From Textus Receptus
Lancelot Andrewes (1555 – 25 September 1626) was an English clergyman and scholar, who held high positions in the Church of England during the reigns of Queen Elizabeth I, King James I, and King Charles I. He was a leader in the High Church party [later also called the Anglo-Catholic] in the Church of England. During the reign of James I, Andrewes served as successively as Bishop of Chichester, Ely and Winchester; and assisted in the overseeing of the translation of the Authorized Version (or King James Version) of the Bible. He helped pick or screen other prospective translators.
On the accession of James I, to whom his somewhat pedantic style of preaching recommended him, Andrewes rose into great favour. He assisted at James's coronation, and in 1604 took part in the Hampton Court conference. He was also a member of the Court of High Commission and Star Chamber that persecuted the Puritans.
Andrewes' name is the first on the list of divines appointed to compile the Authorized Version of the Bible. He headed the "First Westminster Company" which took charge of the first books of the Old Testament (Genesis to 2 Kings). He acted, furthermore, as a sort of head or chairman for the project as well [under Archbishop Bancroft].
- Article about Lancelot Andrewes in Translators Revived by Alexander McClure
- A site with copious amounts of information on Lancelot Andrewes
- Wikipedia Article about Lancelot Andrewes
- Lancelot Andrewes from anglicanhistory.org
- Of the Right of Tithes
- An Exact Narration of the Life and Death of the Late reverend and learned Prelate, and painfull Divine Lancelot Andrewes, Late Bishop of Winchester

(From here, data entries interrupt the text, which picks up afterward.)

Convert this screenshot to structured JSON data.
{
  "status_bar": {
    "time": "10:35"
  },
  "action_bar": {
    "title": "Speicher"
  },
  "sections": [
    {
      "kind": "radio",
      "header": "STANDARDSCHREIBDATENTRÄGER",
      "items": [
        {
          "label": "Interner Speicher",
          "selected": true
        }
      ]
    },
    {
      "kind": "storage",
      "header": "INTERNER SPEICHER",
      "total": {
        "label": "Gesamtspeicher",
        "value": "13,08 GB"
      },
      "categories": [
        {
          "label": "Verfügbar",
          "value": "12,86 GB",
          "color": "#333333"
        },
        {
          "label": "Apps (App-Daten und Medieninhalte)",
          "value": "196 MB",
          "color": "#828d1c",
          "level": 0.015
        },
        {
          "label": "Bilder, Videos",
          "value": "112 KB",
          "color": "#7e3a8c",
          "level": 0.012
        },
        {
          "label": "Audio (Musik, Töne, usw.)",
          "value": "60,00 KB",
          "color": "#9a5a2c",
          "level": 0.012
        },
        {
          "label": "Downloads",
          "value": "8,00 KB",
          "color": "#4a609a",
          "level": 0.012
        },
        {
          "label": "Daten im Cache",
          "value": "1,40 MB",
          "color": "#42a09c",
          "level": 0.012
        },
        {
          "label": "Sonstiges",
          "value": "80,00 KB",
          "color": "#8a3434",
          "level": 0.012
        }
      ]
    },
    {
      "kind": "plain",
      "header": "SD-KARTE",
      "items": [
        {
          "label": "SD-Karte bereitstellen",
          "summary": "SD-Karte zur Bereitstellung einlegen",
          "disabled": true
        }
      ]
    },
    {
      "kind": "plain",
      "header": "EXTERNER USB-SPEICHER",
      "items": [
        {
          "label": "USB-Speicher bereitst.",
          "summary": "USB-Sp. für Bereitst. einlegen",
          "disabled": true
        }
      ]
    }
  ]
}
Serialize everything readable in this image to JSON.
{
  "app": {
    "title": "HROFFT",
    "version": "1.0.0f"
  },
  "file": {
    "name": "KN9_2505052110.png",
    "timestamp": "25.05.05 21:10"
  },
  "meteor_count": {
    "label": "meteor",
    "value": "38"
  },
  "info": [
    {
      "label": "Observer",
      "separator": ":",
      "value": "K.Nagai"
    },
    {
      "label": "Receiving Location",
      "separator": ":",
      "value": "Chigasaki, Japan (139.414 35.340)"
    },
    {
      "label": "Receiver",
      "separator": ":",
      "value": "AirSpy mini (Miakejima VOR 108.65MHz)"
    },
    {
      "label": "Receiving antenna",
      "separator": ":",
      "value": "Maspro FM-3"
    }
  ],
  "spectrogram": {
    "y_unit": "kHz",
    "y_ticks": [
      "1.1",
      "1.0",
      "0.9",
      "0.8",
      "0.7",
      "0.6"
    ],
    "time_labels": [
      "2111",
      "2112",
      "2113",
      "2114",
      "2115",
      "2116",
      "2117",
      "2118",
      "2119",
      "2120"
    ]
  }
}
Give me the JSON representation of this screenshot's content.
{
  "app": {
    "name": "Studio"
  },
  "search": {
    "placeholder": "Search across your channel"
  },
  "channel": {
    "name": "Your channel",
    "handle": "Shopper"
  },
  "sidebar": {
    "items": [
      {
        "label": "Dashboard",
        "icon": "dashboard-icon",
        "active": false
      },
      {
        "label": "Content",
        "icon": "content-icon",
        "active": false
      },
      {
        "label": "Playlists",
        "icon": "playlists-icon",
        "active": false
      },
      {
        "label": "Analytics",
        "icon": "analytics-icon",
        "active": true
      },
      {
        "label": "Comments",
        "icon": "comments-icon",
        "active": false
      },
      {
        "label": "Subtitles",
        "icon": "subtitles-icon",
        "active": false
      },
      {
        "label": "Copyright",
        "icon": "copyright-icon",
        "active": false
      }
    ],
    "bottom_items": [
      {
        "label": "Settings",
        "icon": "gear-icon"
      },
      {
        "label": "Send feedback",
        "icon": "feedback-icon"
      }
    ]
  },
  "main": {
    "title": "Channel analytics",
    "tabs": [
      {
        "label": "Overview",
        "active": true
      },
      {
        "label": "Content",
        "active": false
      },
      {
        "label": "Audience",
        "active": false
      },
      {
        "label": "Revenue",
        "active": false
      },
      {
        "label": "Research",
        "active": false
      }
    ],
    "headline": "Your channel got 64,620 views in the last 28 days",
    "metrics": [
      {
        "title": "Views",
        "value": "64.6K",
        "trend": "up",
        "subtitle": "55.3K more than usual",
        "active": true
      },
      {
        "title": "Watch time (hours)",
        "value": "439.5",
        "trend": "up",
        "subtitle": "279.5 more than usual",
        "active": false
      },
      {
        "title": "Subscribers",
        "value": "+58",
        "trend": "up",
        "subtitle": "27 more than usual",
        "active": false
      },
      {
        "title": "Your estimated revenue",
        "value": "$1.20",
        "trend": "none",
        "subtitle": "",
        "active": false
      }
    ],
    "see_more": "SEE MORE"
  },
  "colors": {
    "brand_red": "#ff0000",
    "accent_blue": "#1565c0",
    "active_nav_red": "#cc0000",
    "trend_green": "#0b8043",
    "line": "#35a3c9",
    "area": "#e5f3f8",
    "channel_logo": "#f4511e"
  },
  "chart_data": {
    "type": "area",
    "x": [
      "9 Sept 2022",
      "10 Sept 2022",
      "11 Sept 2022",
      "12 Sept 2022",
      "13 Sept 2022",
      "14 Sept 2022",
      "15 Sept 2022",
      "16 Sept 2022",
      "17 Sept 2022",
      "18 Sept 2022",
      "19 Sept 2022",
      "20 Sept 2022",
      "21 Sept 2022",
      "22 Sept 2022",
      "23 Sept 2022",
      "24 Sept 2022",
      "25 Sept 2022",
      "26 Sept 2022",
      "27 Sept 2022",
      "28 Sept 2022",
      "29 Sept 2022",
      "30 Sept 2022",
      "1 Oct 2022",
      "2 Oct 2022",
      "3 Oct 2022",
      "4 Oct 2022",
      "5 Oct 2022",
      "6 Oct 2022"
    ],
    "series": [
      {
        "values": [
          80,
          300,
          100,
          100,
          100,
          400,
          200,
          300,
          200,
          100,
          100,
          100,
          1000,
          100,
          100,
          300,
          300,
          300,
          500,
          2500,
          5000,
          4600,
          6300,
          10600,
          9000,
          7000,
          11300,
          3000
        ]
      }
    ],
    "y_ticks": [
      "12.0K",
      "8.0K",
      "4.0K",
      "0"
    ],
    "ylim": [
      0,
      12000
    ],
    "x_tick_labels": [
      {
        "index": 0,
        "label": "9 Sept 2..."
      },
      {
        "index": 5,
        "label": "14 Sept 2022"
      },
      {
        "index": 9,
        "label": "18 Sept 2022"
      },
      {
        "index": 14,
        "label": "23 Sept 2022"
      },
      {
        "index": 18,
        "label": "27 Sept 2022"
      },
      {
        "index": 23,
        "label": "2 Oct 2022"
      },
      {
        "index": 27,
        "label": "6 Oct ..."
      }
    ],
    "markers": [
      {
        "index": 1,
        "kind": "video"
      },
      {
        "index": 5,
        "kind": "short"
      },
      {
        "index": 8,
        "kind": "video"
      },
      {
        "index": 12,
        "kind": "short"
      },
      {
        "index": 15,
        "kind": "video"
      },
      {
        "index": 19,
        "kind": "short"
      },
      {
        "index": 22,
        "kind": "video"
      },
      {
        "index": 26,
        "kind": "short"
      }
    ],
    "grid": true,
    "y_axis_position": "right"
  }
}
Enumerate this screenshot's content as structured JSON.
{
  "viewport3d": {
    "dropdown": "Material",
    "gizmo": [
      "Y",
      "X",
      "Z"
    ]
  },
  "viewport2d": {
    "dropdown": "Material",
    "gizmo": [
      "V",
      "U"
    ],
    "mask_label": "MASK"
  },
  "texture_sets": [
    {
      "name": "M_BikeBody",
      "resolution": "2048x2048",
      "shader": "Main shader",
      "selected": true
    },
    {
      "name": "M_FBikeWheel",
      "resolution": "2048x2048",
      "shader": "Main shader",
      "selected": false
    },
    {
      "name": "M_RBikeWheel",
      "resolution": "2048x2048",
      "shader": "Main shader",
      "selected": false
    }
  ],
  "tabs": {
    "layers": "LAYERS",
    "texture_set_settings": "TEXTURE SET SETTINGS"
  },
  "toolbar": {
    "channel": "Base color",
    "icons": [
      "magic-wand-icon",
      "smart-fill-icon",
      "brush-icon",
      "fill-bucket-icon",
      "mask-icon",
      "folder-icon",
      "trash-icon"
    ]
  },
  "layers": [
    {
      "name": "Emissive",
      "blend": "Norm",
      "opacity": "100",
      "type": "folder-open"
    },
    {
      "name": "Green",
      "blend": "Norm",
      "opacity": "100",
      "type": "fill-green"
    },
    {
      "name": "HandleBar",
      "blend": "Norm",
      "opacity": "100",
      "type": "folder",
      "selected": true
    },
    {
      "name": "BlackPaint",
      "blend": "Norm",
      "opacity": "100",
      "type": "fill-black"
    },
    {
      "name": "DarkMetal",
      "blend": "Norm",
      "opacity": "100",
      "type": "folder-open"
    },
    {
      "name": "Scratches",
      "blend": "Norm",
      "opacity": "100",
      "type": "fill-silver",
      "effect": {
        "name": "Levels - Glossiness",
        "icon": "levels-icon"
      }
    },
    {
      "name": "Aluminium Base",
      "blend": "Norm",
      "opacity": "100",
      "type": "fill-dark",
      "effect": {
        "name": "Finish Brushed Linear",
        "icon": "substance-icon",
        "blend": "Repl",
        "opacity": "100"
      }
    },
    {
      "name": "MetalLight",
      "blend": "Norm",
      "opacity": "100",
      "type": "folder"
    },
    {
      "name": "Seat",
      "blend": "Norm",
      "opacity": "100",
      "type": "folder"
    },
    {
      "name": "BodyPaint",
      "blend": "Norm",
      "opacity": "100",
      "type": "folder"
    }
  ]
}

- Apospasmatia sacra
- Andrewes' works in the Library of Anglo-Catholic Theology
- Marianne Dorman's essays on Andrewes and the Carolines